Graduate 2017: Architecture as lever
Architecture can emphasise and unleash the special features of an area. That could be, for example, a beautiful coastline or a great view – or a totally unique geological phenomenon such as the black fish clay in Stevns Klint. Meet the architects Simon Reseke and Henrik Drejer Andersen, who in their joint final project used architecture as a regional lever for Stevns Municipality.
What is your graduation project about?
Beneath its picturesque appearance, the geology of Stevns Klint conceals a dramatic story.
65 million years ago, just about all life on Earth was wiped out by a meteor. A black strip of so-called fish clay in the cliff marks the transition to a new era. In 2014, as a result of the cliff’s unique geological layering, the area became a UNESCO World Heritage site. That has already increased the number of visitors in the area, but the story of the black fish clay is both relatively inaccessible and hard to decode under the present conditions.
Via new spaces for geological research and dissemination we came up with the idea of Stevns Klint as a cohesive activity and research destination: a destination that can act as a lever for the area and, via cohesive planning, form a context for a varied experience of the geological narrative along the cliff.
What was your motivation for this project in particular?
The inclusion of Stevns Klint on the UNESCO World Heritage list in 2014 led to a need for new spaces for research into, and dissemination of the area’s geological story.
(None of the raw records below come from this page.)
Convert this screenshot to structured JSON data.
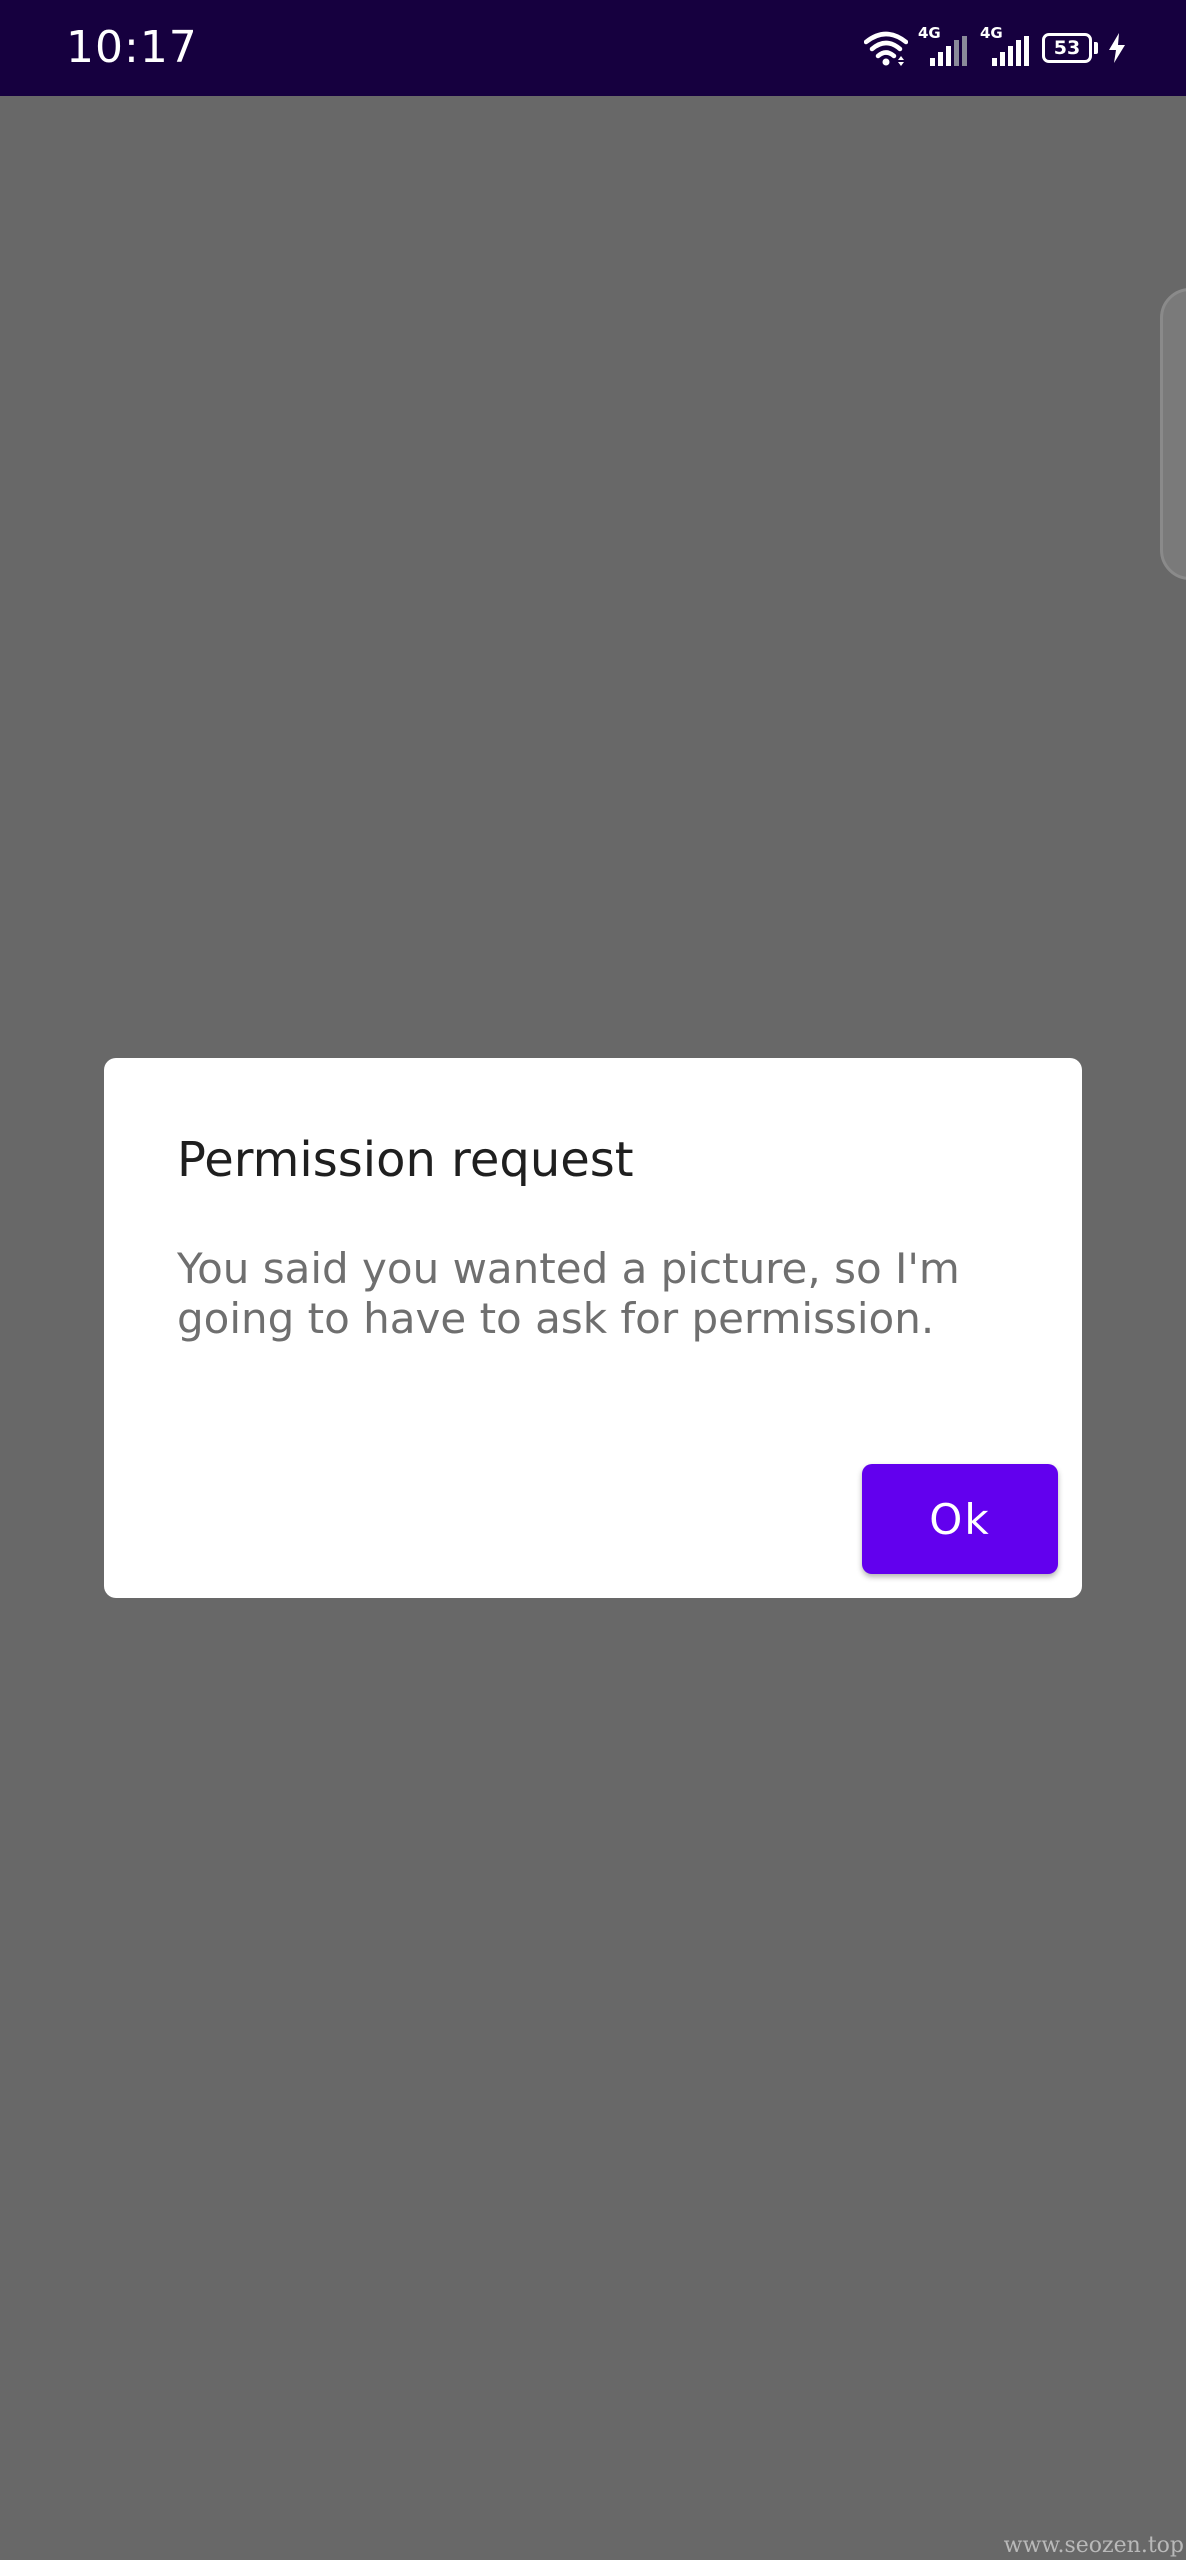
{
  "status_bar": {
    "time": "10:17",
    "network_1": "4G",
    "network_2": "4G",
    "battery_level": "53",
    "icons": [
      "wifi-icon",
      "signal-icon",
      "signal-icon",
      "battery-icon",
      "charging-icon"
    ],
    "background": "#16003f"
  },
  "dialog": {
    "title": "Permission request",
    "message": "You said you wanted a picture, so I'm going to have to ask for permission.",
    "ok_label": "Ok",
    "accent": "#6200ee"
  },
  "watermark": "www.seozen.top"
}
In this context, as one out of ten pilot projects, they were granted dispensation to build inside the coastal protection line.
The current needs and unique geological narrative motivated us to examine how an area such as Stevns, via coherent planning, could exploit the huge potential for development that is intrinsic in being designated a World Heritage site. What we found interesting was working on a variety of scales: from strategic planning to the devising of various interventions along the cliff.
In what way do you imagine your project can make a difference?
We hope our project can be part of a discussion about how strategic architectural planning can make the very best use of a destination’s special potential for enhancing a large area. We also hope our final project can contribute to the current task of designing new spaces for geological research and dissemination along the cliff.
What sort of development potential do you think the project has?
Our final project has strengthened our ability to work across different scales. It has also equipped us with the tools to build a clearer argument when we go on to design more projects on the basis of the thorough analysis and registration of an area. This has been an important professional development, which will hopefully serve us well in the future.
What are the most enjoyable and the most difficult aspects of the way you work on architecture?
One of the most exciting aspects of the study for us was conceiving and designing new spaces to tackle actual needs.
Another aspect lies in the constant new challenges, which mean that tasks are never the same. As architecture students we have learned about areas, about which otherwise we knew nothing. This final project, for example, gave us in-depth knowledge of the science of geology and the special geological conditions at Stevns.
Where do you see yourselves career-wise in five years’ time?
In five years’ time we hope to be part of a creative part of a design studio.